Lately, the public sector has collaborated with the market to launch smart city solutions. How do we achieve our smart city goals?
This article was written by Hanne Lystad.
Norway’s smart cities include everything from drones to surveillance train-lines, learning apps for kids and the world’s first autonomous cars.
But the next step in facing the huge smart city challenges such as meeting climate change targets is for the public sector to cooperate with procurement.
Lately, the public sector has collaborated with the market to launch smart city solutions, which is great. But how do we achieve our smart city goals?
A key way for the public sector to achieve its goals is by using the market forces via public procurement. In this piece I will point to some front-running Norwegian examples.
I work as lead digital for the National Suppliers Development programme in Norway. The programme has collaborated with public institutions in procuring smart city solutions since 2010.
The programme is a joint collaboration by five partners with unique strengths, networks and focus areas – representing both the public and private sector and the research field.
In Norway, public authorities spend approximately 58 billion euros on procurement each year, which amounts to 14 per cent of the Norwegian GDP and 37 per cent of our government national budget. Public procurement accounts for a significant portion of the overall demand for goods and services and is increasingly seen as an attractive instrument for developing society and nation.
Therefore, a simple public procurement policy – such as opening up for innovation – can make a profound impact on a nation or industry.
How does the process work ?
The “normal” procurement process goes as follow: you think you need something , you put out a tender, you get an offer and you write a contract. But guess what? When you do it the way you’ve always done it, you are likely to get the same product or service you have had before – not innovations.
You might not get what you actually need, and perhaps the suppliers have developed new and better solutions since the last time you asked for the same product.
Because of this, we discourage requesting pre-defined solutions from the market and rather suggest putting more energy into mapping out and defining needs and creating a dialogue.
Creating an enabling environment where procurement and their suppliers can discuss different options and solutions results in relevant innovations and actual uptake.
The programme I work with has been involved in about 200 solutions targeted for smarter cities. Being open about the public needs has resulted in some amazing solutions such as :
- The world’s first autonomous vehicles fixing the landing strip at airports
- Drones surveying train lines to prevent accidents
- Learning app for children who are not able to attent school
- European cooperation on autonomous buses through PCP procurement.
… and many more examples within welfare, tech, digitalisation and sustainability.

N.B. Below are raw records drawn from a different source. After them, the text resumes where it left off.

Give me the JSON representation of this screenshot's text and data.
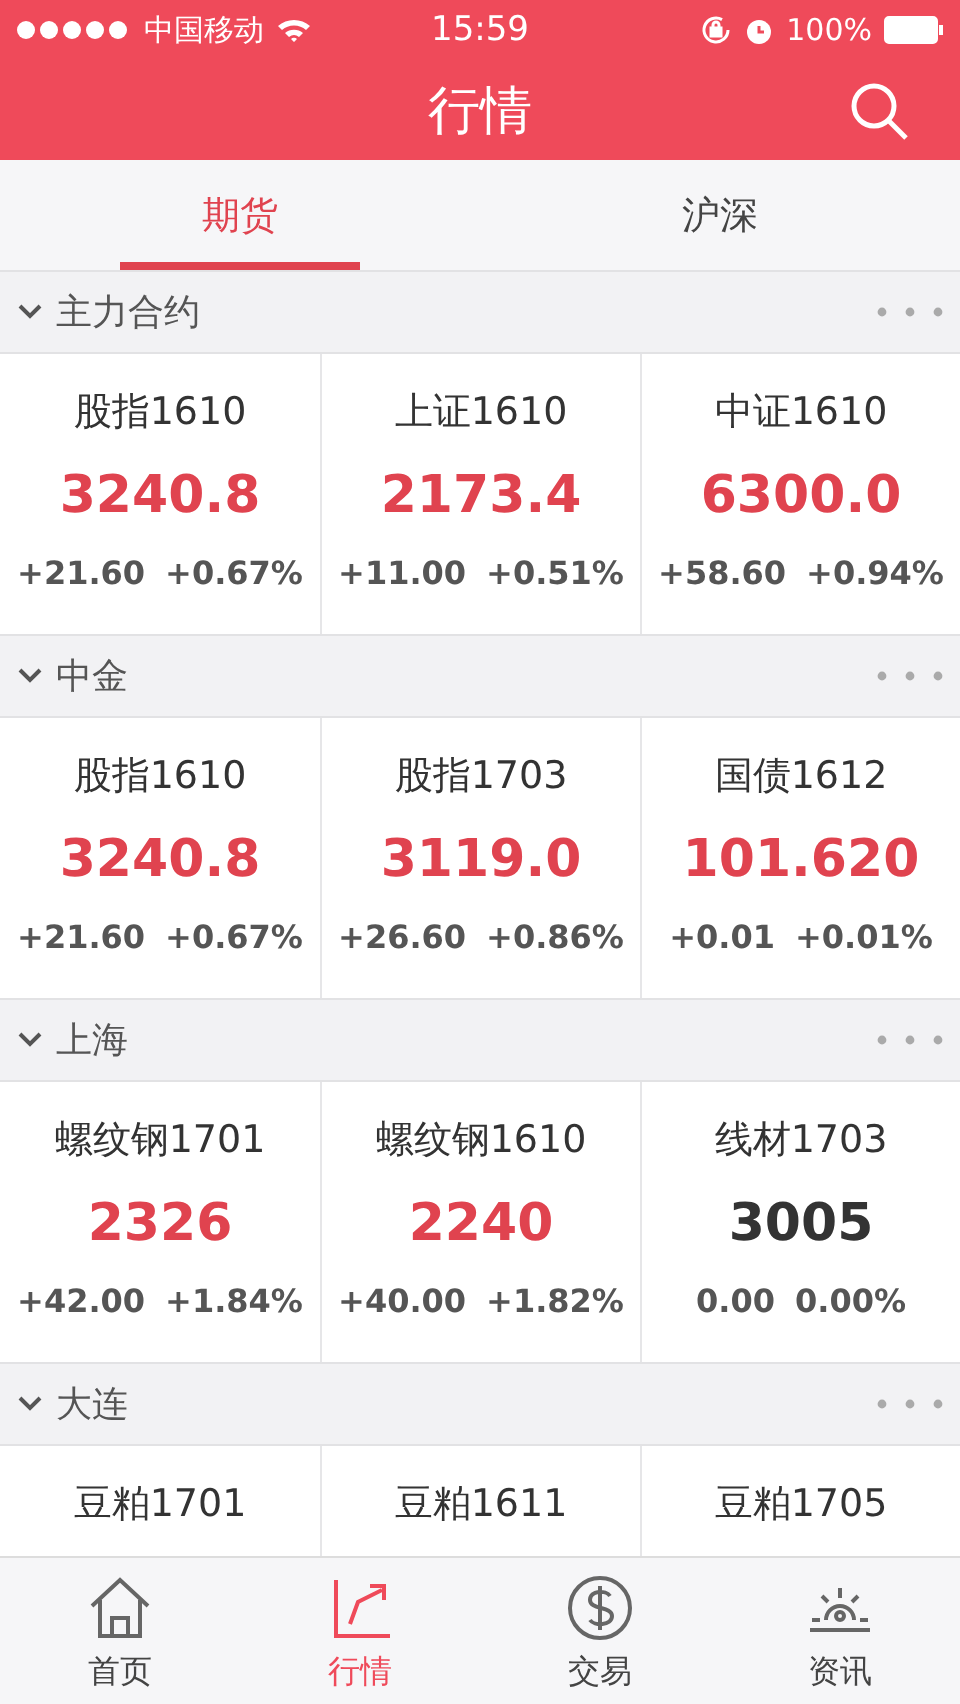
{
  "status_bar": {
    "carrier": "中国移动",
    "time": "15:59",
    "battery": "100%"
  },
  "header": {
    "title": "行情"
  },
  "tabs": [
    {
      "label": "期货",
      "selected": true
    },
    {
      "label": "沪深",
      "selected": false
    }
  ],
  "sections": [
    {
      "title": "主力合约",
      "expanded": true,
      "quotes": [
        {
          "name": "股指1610",
          "price": "3240.8",
          "change": "+21.60",
          "percent": "+0.67%",
          "color": "#e0434f"
        },
        {
          "name": "上证1610",
          "price": "2173.4",
          "change": "+11.00",
          "percent": "+0.51%",
          "color": "#e0434f"
        },
        {
          "name": "中证1610",
          "price": "6300.0",
          "change": "+58.60",
          "percent": "+0.94%",
          "color": "#e0434f"
        }
      ]
    },
    {
      "title": "中金",
      "expanded": true,
      "quotes": [
        {
          "name": "股指1610",
          "price": "3240.8",
          "change": "+21.60",
          "percent": "+0.67%",
          "color": "#e0434f"
        },
        {
          "name": "股指1703",
          "price": "3119.0",
          "change": "+26.60",
          "percent": "+0.86%",
          "color": "#e0434f"
        },
        {
          "name": "国债1612",
          "price": "101.620",
          "change": "+0.01",
          "percent": "+0.01%",
          "color": "#e0434f"
        }
      ]
    },
    {
      "title": "上海",
      "expanded": true,
      "quotes": [
        {
          "name": "螺纹钢1701",
          "price": "2326",
          "change": "+42.00",
          "percent": "+1.84%",
          "color": "#e0434f"
        },
        {
          "name": "螺纹钢1610",
          "price": "2240",
          "change": "+40.00",
          "percent": "+1.82%",
          "color": "#e0434f"
        },
        {
          "name": "线材1703",
          "price": "3005",
          "change": "0.00",
          "percent": "0.00%",
          "color": "#333333"
        }
      ]
    },
    {
      "title": "大连",
      "expanded": true,
      "quotes": [
        {
          "name": "豆粕1701"
        },
        {
          "name": "豆粕1611"
        },
        {
          "name": "豆粕1705"
        }
      ]
    }
  ],
  "tab_bar": [
    {
      "label": "首页",
      "kind": "home",
      "selected": false
    },
    {
      "label": "行情",
      "kind": "chart",
      "selected": true
    },
    {
      "label": "交易",
      "kind": "dollar",
      "selected": false
    },
    {
      "label": "资讯",
      "kind": "news",
      "selected": false
    }
  ]
}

Take a look at this film if you’d like more examples.
From pilots to scale
It goes without saying that these new smart city solutions are a great thing, but we have to stop obtaining them one by one, pilot by pilot. At start of our programme, we supported processes where a single public agency was involved. We gained valuable insights and know-how, but saw that the majority of products and services developed ended up as prototypes and pilots.
Today, however, we are focusing on gathering public agencies with a common agenda from the beginning, so that they together will meet relevant suppliers and developers with a shared need.
One example of this is emmission-free construction sites, which initially had one frontrunning public agency supporting the cause. We realised it would make more impact if we gathered a significant number of public builders from all levels: state, regional and local municipalities. In addition we got environmental NGOs on board, research clusters, and public agencies with an interest in meeting a common goal – in this case meeting climate change targets.
After agreeing on a common goal, or “challenge” to the market, relevant suppliers and developers from the entire supply chain were invited. The purpose of this market dialogue was to
1) Talk about the forthcoming requirement to market actors.
2) Get feedback from them on the barriers to such a development and the factors that would make such a development process attractive for them to join.
The key to creating an enabling environment is ensuring the demand and supply side can actually figure out obstacles and possibilities.
This approach has several advantages for all parties:
- Firstly, major challenges – such as meeting climate change targets – can be tackled by gathering a significant portion of the demand side and agreeing on a single approach.
- Secondly, when the market sees a more clear opportunity for serial production, this triggers their contributions and efforts – both through sheer market volume, but also through a predictability in terms of knowing what they need to prepare for.
- Thirdly, we also see that it is easier to get funding for these broader initiatives than when we support public agencies one-by-one.
The public agencies have also committed through a joint declaration that they will be requiring emission-free technology in their construction sites.
So after reading this, I hope you are left with the following:
If you are from the public sector, tackling smart city challenges in collaboration with similar public agencies is the way to go!
If you’re from the private sector, collaboration is a huge market opportunity.
This article was written by Hanne Lystad. Hanne works as Lead Digital Innovation in the Norwegian national suppliers development programme, which means counselling public and private sectors in how to achieve innovation through procurement within the digital field.